Congressional Harvard alumni lobbied to support Iran divestment on campus

Harvard students have been lobbying alumni lawmakers to sign on to a campus effort to urge the university to divest from companies doing business with Iran’s energy sector.

The students first visited Capitol Hill in February to push divestment, and visited 20 House and Senate offices in an initial attempt to get all 38 Harvard alumni in Congress on board.

They came back for the American Israel Public Affairs Committee conference in March, renewing the effort to get lawmakers' support. Rep. Brad Sherman (D-Calif.), who has been highly critical of White House efforts to stem Iran's nuclear program to date, agreed to be the leader on the letter, said Harvard Law student Alexander Chester.

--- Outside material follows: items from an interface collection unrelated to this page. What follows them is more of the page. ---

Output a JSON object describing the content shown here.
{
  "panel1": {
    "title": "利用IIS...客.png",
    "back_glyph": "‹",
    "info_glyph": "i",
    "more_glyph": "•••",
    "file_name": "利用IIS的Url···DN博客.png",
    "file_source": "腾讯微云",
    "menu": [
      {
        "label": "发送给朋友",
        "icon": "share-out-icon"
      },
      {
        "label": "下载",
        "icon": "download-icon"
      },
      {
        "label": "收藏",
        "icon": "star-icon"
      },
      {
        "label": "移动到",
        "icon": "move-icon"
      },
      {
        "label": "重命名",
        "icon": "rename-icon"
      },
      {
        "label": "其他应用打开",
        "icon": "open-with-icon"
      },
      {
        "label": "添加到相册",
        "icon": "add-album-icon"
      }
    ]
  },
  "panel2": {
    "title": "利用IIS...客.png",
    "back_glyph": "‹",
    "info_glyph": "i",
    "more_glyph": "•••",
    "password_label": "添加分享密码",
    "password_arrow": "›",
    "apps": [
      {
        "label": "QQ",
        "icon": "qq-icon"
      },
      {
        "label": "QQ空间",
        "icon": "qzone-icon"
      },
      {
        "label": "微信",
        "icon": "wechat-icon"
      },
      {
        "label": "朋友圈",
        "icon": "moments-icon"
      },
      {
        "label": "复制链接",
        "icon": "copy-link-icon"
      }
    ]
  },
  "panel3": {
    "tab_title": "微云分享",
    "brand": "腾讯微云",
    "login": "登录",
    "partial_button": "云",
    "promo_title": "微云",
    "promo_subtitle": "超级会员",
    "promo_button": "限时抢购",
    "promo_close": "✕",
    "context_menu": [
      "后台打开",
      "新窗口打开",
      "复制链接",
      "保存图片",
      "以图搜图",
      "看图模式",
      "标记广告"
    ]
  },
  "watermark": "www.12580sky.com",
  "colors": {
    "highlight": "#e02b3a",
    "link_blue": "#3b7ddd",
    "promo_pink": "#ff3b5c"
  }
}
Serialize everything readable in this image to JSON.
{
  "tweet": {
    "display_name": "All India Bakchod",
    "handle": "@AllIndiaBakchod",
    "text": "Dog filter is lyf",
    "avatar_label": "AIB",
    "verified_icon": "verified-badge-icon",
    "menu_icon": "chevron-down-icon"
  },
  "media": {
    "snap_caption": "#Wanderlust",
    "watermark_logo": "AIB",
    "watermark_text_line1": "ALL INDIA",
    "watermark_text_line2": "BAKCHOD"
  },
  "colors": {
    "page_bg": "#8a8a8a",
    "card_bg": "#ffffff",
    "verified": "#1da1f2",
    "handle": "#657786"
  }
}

Other Harvard alumni in on the effort thus far include Reps. Barney Frank (D-Mass.), Tom PetriTom PetriDem bill would make student loan payments contingent on income Black box to combat medical malpractice Two lawmakers faulted, two cleared in House Ethics probes MORE (R-Wisc.), Jim Himes (D-Conn.), John Adler (D-N.J.), John Barrow (D-Ga.), Adam SchiffAdam SchiffWH tried to stop Intel Dems' statement on Russian hacking: report Week ahead: Election hacks, Yahoo breach in the spotlight Overnight Tech: Pressure builds ahead of TV box vote | Intel Dems warn about Russian election hacks | Spending bill doesn't include internet measure MORE (D-Calif.), Sandy Levin (D-Mich.) and Gerry Connolly (D-Va.).

Petri is the only Republican among Congress’ Harvard alumni.

In an AIPAC forum, Sherman advocated “embarrassing companies” that do business with Iran and chided the U.S. for allowing Boeing plane parts to be exported to Iran. “My response: Stop your terrorism or ground your air fleet," he said. “Their response is to allow the Boeing parts exports.

“We all know what's going on here,” Sherman added. “Three administrations violating American law for the purpose of protecting Iran's business partners.”

Chester told The Hill that Harvard was not a leader on South African divestment during the apartheid era, calling it “an enduring stain on Harvard's legacy.” The goal is to make sure that a strong statement is made on Iran.

With healthcare just passing and leaders in Congress freed up a bit to pay attention to other issues, “hopefully they can go from one success to another,” Chester said.

Student Sam Silverleib said the divestment effort is about “standing up and saying this regime is wrong and we're not supporting it.”

Recent Harvard graduate Natalia Martinez has also created and launched an online alumni petition to urge the university to divest from Iran.

The AIPAC conference was attended by 213 student body government presidents from all 50 states and 1,303 college and high school students. Few of the students were Jewish, according to AIPAC.